I’ve had some great sponsors throughout my career but I’ve needed those women to help me navigate the situations that I’ve found myself in.  I think everybody really needs to do that soul searching for themselves, to figure out who they want to be and embrace that.  That’s the first step to building confidence and character in any industry.

It’s also important to find like-minded people who believe in you and who won’t let you settle. It’s really easy to settle, but I’ve had a series of people telling me I can achieve more. I’m a strong character but even I’ve really needed help. When I see people from ethnic backgrounds succeed and do well, I always think it’s still despite the world we live in and not because of the world we live in. It would be nice for us to be able to change that statement.

What does being a role model mean to you?

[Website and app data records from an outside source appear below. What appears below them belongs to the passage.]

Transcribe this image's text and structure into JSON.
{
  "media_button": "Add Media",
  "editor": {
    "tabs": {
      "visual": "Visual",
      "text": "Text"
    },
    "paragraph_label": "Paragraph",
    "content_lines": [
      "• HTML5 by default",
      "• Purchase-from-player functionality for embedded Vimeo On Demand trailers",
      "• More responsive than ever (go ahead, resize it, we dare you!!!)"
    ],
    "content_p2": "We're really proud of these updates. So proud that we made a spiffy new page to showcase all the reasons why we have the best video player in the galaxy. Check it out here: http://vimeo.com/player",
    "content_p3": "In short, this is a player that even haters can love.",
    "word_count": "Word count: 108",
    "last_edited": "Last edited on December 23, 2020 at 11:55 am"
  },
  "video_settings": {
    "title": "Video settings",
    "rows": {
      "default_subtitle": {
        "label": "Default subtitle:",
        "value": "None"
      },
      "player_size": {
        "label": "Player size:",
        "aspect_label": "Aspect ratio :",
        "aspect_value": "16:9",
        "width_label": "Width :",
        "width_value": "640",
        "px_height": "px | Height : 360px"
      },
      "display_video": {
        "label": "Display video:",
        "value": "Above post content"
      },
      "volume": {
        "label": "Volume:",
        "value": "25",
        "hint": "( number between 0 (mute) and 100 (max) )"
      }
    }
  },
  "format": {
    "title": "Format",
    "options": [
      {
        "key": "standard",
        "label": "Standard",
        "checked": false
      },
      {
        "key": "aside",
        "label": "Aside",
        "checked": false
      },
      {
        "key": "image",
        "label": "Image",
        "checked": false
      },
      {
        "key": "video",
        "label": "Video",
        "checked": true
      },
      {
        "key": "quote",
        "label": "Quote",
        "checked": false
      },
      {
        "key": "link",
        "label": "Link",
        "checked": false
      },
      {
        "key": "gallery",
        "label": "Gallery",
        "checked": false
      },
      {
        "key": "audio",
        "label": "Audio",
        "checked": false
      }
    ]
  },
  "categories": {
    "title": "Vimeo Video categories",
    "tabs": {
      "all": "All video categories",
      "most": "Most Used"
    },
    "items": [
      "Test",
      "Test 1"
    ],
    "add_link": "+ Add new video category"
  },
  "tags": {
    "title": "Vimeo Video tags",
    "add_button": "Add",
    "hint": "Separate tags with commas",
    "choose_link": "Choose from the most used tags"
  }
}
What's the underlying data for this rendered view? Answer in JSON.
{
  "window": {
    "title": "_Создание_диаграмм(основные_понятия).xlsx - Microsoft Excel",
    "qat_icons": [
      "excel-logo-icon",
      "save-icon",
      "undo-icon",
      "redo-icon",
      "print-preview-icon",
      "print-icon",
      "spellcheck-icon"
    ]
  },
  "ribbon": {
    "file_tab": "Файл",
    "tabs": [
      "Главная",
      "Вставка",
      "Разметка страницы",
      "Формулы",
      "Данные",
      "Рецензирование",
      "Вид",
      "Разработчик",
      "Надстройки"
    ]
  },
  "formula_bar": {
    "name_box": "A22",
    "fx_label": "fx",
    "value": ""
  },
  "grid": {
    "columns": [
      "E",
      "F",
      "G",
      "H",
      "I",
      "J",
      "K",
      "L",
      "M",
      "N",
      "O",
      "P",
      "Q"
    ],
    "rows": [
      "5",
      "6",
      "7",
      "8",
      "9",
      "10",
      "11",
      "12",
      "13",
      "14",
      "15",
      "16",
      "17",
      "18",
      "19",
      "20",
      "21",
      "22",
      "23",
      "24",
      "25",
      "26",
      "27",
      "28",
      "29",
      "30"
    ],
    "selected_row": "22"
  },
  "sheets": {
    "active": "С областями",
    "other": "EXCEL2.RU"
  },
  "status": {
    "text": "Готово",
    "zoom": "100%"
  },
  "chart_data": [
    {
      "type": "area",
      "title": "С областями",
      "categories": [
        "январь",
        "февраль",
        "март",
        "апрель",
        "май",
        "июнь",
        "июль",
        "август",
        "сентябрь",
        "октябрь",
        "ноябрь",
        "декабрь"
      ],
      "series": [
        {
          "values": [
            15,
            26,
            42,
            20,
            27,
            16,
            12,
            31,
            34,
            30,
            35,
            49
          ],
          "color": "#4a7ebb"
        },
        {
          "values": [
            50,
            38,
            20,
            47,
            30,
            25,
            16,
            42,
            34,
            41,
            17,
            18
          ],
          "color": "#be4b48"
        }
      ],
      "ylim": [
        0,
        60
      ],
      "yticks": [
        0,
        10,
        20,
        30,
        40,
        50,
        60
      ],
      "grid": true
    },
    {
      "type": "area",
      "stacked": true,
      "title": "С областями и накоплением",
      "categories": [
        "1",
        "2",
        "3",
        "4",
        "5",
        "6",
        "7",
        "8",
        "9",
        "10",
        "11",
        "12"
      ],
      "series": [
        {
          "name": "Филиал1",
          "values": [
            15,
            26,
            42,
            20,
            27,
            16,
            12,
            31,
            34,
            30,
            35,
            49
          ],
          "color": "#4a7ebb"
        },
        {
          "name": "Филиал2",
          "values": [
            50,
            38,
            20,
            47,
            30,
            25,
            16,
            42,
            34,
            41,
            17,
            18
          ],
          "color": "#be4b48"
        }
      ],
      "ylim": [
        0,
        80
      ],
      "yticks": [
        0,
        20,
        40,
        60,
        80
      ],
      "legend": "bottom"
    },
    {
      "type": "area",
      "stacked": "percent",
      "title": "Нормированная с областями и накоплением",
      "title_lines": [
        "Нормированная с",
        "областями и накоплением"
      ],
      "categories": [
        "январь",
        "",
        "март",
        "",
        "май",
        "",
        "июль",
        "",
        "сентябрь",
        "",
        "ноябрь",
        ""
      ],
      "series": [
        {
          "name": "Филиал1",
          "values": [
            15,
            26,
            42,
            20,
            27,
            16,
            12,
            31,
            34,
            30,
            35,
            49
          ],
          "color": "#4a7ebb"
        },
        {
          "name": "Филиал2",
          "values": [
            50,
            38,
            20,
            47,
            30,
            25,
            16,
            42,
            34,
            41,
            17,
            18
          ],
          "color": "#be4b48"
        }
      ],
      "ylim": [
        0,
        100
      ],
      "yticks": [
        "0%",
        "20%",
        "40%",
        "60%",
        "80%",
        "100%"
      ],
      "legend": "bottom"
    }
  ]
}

When I realised I had the opportunity to be a role model I took that really seriously. I didn’t want to be a role model in a fantastical way.  I was conscious to show the difficulties of my own struggles with my identity and how to be myself in the workplace. I was conscious not to showcase this image that it has been really easy because it hasn’t been. Everything from being a black women, to being a mother, to being an athlete, has influenced me and therefore I’m able to portray a realistic journey rather than something so farcical that people fall at the first hurdle because they can’t emulate.

What has been the biggest setback in your career and how did you overcome it?

The first big setback in my career was becoming a mother and trying to be the best parent I could be whilst still progressing in my career. I think it definitely set me back a couple of years as although I technically had the right structure in my work life to manage my home life, it took me a couple of years to get back to where I was in my career before babies and that knocked my confidence a bit. It was the first time it was knocked to that degree.

I got out of that by reassessing what was realistic for me achieve whilst still being a mum and how I needed to show up at work to show everyone that just because I’m a mum doesn’t mean my career is on hold. It took me a while to blend the two lives but I’m now at a point where those two are blended perfectly and I feel really confident showing up as Jennifer the business women and Jennifer the mother because they are now the same person!

Can you recommend any schemes, programmes for young black women trying to enter the industry?

Taylor Bennett. The thing that makes them so good is that it’s not just a placement but it’s the teaching and learning that you get from them as well. Its comprehensive.  Social networks, where you can exchange challenges and goals are also great and they don’t have to be comms specific. Together we’re stronger as a community and we can drive and learn from each other and I think we need that support.

What would be your advice to young females keen to enter the industry?

Always believe in who you are – take a risk and lean in to every opportunity!

I would also say that what has helped me is thinking about the people that can be your allies and sponsors.  It’s great if they can look like you but don’t discount different sponsors also. Diversity of sponsorship is really important. It’s not just about people who look like you. You need to think about a variety of people that can help in your career.

Do you feel the BLM protests have started to trigger real change in the industry or are people just paying lip service to the issue?

I don’t think we’ve seen real change yet because change takes time. It’s definitely started a more honest conversation which is good. Whatever your background is, or wherever you are in your career, it’s given us permission and a platform to speak up and that has been the biggest change. It can’t just end here – we need to continue to speak up but make sure that it is heard and that there is an equally passionate response.